Trump message to Europe: 'Era of free-loaderism is over'

Police are surrounded by demonstrators who took over the Hollywood 101 Freeway just north of Los Angeles City Hall in protest to the election of Republican Donald Trump as President of the United States in Los Angeles, California, U.S. November 9, 2016 © Mario Anzuoni
America has a chance to have practical businessman approach with Trump instead of bullying and ideological approach of previous administrations, says former US diplomat, Jim Jatras.

America gripped by a second night of protests after Trump's win

In New York, supporters of Hillary Clinton have flooded the streets to vent their anger over the Republican's winning the presidency. And it's not only in New York where crowds have been rallying against Trump.

More protests are expected in New York, as well as Boston, Oakland and Seattle. The crowds are rallying against Trump's views on minorities, immigration and the current US administration.

They were also angry about his ambitious foreign policy pledges, from reforming NATO to healing ties with Russia.

RT: Trump made plenty of pledges during his campaign, from creating jobs and cutting taxes to reforming NATO. But he is a political newcomer. Will he be able to deliver on these?

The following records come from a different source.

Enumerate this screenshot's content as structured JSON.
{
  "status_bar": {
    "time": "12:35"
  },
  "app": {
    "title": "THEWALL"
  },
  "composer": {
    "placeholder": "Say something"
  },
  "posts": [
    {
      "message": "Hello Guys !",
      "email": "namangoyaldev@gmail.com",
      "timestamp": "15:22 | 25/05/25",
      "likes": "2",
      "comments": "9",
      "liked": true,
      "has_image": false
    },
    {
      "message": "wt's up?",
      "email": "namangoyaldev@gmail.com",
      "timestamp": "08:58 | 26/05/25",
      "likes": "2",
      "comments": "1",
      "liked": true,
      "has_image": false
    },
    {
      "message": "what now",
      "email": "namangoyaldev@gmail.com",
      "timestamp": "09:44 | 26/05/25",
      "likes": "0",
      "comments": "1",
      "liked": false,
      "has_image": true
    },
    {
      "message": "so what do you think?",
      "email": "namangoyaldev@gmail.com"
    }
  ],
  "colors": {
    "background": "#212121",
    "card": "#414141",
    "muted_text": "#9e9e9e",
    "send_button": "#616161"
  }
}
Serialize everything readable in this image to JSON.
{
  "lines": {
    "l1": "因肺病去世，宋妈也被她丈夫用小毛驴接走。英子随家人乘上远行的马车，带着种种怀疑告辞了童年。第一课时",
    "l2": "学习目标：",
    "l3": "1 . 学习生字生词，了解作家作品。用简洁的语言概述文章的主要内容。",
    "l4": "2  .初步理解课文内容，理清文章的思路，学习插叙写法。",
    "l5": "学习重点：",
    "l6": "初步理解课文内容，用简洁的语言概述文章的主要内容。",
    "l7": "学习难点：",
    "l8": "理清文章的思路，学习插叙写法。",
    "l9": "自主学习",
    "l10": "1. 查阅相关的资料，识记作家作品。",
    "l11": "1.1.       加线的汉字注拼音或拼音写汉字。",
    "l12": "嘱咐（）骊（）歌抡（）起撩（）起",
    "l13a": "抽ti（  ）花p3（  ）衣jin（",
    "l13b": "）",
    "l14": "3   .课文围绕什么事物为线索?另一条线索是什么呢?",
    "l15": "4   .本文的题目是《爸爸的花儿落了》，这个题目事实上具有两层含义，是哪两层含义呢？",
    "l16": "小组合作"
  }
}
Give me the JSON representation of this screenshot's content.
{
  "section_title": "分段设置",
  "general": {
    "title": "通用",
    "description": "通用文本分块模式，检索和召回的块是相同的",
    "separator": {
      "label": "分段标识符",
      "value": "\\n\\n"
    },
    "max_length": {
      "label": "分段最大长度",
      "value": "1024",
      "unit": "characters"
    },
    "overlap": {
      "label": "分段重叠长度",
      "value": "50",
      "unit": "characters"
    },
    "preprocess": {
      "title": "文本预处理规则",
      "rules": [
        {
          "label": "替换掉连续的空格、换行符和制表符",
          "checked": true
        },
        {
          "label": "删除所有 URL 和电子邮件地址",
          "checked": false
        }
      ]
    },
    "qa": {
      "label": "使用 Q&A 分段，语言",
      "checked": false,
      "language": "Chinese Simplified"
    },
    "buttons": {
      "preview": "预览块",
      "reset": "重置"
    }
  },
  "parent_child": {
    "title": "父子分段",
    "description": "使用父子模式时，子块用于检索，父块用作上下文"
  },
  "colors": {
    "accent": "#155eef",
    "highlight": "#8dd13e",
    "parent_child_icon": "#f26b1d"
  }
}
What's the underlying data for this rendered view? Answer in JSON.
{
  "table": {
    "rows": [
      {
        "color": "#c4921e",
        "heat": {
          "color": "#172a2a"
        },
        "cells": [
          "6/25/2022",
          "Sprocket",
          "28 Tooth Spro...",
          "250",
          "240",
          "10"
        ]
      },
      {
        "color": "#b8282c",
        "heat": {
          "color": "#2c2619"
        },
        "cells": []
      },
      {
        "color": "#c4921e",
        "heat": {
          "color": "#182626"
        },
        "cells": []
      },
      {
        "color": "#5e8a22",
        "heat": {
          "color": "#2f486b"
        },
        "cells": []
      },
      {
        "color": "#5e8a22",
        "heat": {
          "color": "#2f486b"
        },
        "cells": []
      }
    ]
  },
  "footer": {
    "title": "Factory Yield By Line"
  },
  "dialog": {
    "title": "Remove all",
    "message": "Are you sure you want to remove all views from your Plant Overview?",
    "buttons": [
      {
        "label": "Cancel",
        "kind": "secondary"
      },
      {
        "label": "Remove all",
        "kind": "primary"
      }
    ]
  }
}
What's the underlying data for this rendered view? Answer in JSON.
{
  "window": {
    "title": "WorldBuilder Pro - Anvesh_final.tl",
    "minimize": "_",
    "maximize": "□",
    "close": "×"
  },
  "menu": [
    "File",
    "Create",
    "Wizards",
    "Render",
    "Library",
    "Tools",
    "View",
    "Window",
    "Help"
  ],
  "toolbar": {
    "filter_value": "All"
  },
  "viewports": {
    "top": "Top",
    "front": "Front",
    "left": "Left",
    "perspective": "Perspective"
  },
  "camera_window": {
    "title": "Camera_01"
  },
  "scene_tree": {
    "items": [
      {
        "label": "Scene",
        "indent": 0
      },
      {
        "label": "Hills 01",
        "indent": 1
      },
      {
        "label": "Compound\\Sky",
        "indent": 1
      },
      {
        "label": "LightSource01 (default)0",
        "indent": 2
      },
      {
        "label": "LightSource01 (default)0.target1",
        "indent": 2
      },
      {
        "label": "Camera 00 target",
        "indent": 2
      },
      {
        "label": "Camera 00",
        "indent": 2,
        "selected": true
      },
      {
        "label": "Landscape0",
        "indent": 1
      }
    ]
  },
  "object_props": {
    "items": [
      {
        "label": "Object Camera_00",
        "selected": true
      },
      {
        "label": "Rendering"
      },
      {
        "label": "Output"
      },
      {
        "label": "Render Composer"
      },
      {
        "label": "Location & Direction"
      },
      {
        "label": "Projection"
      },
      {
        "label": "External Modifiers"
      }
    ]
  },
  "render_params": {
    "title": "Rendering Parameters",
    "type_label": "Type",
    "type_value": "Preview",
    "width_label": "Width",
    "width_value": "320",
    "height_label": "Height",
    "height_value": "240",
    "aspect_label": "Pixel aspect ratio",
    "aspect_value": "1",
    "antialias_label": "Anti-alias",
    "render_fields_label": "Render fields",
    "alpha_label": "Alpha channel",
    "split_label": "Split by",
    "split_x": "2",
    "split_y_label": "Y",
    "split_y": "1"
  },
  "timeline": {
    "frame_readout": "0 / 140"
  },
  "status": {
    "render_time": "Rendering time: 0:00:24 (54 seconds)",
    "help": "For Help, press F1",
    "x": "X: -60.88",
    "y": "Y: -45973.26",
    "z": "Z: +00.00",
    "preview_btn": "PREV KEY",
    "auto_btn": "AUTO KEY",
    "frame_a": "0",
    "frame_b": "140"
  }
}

Jim Jatras: I think he will be able to deliver all his promises, for a couple of reasons. There are a couple of challenges that I could outline, too. But there are two reasons I think he could deliver. One, he is approaching this in a pragmatic and non-ideological way. He is not a big visionary who is going to remake the whole world in our own image, regime change, all that stuff that has got the US into trouble under Obama, under Bush and so forth. The second thing is, I think he will take a businessman’s approach. He will be the Chairman of the Board and try to find the right people to do the right job and have limited, specific, attainable goals that he wants, rather than this continuous process of turning and making a big mess of things with no clear idea what the objectives are. The challenge is especially the foreign policy field. Can he find the people that agree with his gut-level instincts on these things who are not part of the problem, especially a lot of former Republican officials from earlier administrations who, frankly, a lot of them agree more with Hillary Clinton on these things than they do with Trump.

The plank that Trump walked the most and got a lot of support for is renegotiating the trade deals. Because there used to be a Clinton campaign slogan back in 1992 that goes, ‘It’s the economy, stupid.’ And that is what this is really about. So, between all the name calling and having two of the most unpopular candidates ever running for office in the US. What is really happening in the US is the same that is happening over there in Italy with the populist Five Star movement, with Le Pen’s movement in France, with the AfD party in Germany, with the Freedom Party in Austria. What it is, it’s an anti-elite movement. Trends Journal publisher Gerald Celente told RT.

RT: Some European leaders have already expressed their concerns about Trump as President. The French leader, Francois Hollande, said it's a time of uncertainly for relations between Europe and the US. What are your views on his reaction?

JJ: I take their uncertainty and their complaints in some cases and their whining as a compliment. Because what Mr. Trump is saying that the “era of free-loaderism is over.” And that we are going to look out for American interests first. I don’t think it is just in the crude terms are they paying their way in NATO, I think there is a subtext to that when you say we are going to get along with the Russians. If you guys, you European countries are so concerned about this “Russian threat,” why don’t you spend your own money? I think it is a left-handed way of saying “that threat is really not there, what is this all about?”

Norman Solomon, American journalist, media critic, former US Congressional candidate, told RT: "Trump has far-reaching promises but not far-reaching consistency. Particularly on foreign policy. Very erratic, not consistent and that remains to be seen. However, in his better statements his lack of belligerency towards Russia is certainly a positive possibility. Whether his foreign policy actually turns away from militarism is an open question."

RT: Trump has pledged to mend relationships on the international arena including those with Russia. Will he be able to push anything like that past the Republican hawks in Congress?

JJ: He doesn’t need to push much through Congress. Let’s remember, under our system, which is not a parliamentary system, the president has very broad authority, especially in the conduct of foreign affairs, and I think he will take a very personalized approach to foreign leaders, especially strong leaders when he feels he has a mutual respect on which to build a relationship. He certainly will take this position with President Putin, with Prime Minister Netanyahu, even with the Mexican president; I think we will see that developing with President Xi of China. So, I think he is ready to look across the table, to look another leader in the eye and do some hard bargaining for mutual advantage which is frankly what we need. A practical approach rather than this kind of bullying and ideological approach we’ve seen for the few last administrations.

The statements, views and opinions expressed in this column are solely those of the author and do not necessarily represent those of RT.